# AIM OF THE EXERCISE
Please read the records below and return each line holding the string "name".

[Records from a data collection]
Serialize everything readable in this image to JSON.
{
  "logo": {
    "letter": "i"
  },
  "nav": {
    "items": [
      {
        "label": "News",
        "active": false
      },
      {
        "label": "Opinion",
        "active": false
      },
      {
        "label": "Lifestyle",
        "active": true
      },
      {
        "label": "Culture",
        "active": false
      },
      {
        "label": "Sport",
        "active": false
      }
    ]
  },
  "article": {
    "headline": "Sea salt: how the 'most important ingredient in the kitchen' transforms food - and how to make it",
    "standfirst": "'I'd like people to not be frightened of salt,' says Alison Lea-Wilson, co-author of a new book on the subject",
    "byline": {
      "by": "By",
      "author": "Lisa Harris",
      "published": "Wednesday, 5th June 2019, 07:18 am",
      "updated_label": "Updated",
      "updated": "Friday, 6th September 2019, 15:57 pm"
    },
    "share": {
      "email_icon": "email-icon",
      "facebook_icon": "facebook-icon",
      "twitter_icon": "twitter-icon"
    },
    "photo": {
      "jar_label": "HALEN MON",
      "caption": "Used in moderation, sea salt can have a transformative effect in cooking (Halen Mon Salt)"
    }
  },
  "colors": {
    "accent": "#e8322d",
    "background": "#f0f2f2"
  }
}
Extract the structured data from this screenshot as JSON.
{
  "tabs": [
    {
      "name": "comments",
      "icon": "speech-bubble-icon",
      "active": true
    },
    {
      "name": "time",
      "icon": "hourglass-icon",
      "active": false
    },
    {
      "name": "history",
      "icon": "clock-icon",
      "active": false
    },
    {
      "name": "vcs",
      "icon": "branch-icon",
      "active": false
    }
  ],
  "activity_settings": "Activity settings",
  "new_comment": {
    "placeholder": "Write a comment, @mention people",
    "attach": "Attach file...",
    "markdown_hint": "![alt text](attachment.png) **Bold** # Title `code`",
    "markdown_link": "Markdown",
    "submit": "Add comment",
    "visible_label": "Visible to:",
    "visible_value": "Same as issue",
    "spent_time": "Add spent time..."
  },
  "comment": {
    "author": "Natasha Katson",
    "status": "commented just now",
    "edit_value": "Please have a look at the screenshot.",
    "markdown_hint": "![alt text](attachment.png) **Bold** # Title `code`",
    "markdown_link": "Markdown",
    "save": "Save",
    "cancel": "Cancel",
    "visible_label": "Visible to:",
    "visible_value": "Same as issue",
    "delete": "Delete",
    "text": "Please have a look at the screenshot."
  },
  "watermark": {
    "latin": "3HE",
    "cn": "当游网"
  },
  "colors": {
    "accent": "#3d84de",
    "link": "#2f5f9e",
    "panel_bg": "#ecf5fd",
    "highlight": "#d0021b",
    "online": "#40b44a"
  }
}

# OUTPUT BELOW
      "name": "comments",
      "name": "time",
      "name": "history",
      "name": "vcs",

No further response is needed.